The schools gone by
Some of the bloggers here reminisced about the days gone by when we studied very little and still got by with our lives with very little. Those were times when Standard 5 or equivalent of Primary 6 could land one a job as a Chief Clerk(tua chye hoo) in an organisation or even as a senior civil servant in the colonial civil service. And one could wear white long pants and white shirts, to be whiter and more similar to the white lords. Educational standards then were very low. Qualifications of teachers were equally low. It was a case of the blind leading the blind. The aim was to be able to learn the 3 Rs. That would be adequate. The colonial masters did not see the need for the locals to be too highly educated. The first Chinese secondary school, The Chinese High School, was a communal effort by the Chinese community to educate their own children. No, not the responsibility of the govt then.
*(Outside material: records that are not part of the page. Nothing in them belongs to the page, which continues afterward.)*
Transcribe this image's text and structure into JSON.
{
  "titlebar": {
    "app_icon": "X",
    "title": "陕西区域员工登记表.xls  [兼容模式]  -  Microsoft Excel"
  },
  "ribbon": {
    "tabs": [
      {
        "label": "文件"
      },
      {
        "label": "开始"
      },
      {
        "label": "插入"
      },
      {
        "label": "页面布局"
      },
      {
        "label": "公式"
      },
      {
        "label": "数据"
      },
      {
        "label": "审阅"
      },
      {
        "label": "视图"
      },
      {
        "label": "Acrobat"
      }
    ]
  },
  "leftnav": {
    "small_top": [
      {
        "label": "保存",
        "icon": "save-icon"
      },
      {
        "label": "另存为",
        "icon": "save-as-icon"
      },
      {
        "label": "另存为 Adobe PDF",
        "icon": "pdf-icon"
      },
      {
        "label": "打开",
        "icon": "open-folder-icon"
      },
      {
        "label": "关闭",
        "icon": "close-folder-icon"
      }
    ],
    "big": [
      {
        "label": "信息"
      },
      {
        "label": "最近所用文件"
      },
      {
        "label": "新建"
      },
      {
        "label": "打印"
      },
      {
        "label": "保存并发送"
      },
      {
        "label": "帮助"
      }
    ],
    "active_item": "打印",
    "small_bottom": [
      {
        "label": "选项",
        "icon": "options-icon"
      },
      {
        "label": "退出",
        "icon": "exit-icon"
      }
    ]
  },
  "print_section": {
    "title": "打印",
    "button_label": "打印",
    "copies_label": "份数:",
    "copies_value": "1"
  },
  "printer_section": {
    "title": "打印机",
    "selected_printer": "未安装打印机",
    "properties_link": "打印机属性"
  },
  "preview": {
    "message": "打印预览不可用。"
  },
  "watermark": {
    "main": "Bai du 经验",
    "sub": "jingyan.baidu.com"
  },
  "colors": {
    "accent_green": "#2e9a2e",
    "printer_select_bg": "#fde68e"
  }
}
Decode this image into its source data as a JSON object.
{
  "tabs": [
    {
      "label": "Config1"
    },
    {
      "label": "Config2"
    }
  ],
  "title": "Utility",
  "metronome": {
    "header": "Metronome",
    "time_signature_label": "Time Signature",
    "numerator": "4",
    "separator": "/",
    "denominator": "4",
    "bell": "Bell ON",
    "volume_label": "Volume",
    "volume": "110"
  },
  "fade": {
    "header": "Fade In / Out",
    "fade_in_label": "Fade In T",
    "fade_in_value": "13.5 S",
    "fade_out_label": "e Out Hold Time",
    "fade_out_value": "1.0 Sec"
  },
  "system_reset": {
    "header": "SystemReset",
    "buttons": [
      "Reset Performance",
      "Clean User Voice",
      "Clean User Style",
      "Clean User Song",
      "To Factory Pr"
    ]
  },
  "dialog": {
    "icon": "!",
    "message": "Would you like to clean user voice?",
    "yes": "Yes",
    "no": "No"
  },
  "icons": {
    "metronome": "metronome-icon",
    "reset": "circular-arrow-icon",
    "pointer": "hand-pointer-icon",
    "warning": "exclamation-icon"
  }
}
They paid for everything, including land and building and the teachers' salary. And school life was simple. As children, did we study? Play was all we knew, or staying out of the cubicles we called home. Sometimes home was a folding bed, or bed was a corner of a floor inside the cubicle if one was lucky. Or it could be the corridor or 5 footway. Staying out was the norm, at least for the children of coolies and odd job labourers. The outdoor was the living room. Tuition or proper guidance by parents in education was a luxury that few could afford. Even if some parents tried, the teachers were mostly school dropouts, whose parents could put them through a few years in school but they failed to progress to secondary school or at best Secondary Two. Anyway, who cared about education when parents too were illiterate and did not know anything that the children were learning in school except ABC? Life was simple and no big dreams. The common big dream of the labourer mothers was the 'tua chye hoo' or a pen pushing job in an office. That was a great achievement and improvement in the quality of life. A 'tua chye hoo' was the senior administrative staff in an office, and could often earned enough to own a car. In the minds of the children it was play and quickly grow up to work. Those who failed early were the joy of parents. They could start work earlier, in the kopitiam as kopi kias, or helping the kok kok mee to peddle the streets for business. When poverty was everywhere, no one felt that poor or miserable. The little corners of wealth were in the Bukit Timah, East Coast and Orchard Road areas when the Ang Moh resided and those enclaves of the babas who were mainly civil servants or working with the British forces as clerks. Stress? The only stress was when the legs were covered with cane strokes left by abusing parents. How to hide them in shorts at schools. Other than that, many passed their lives aimlessly. Life was unstructured and so was elementary education. What's happening today to our children? Striving to be the best that can be. We spent our times singing 'God Save the Queen.'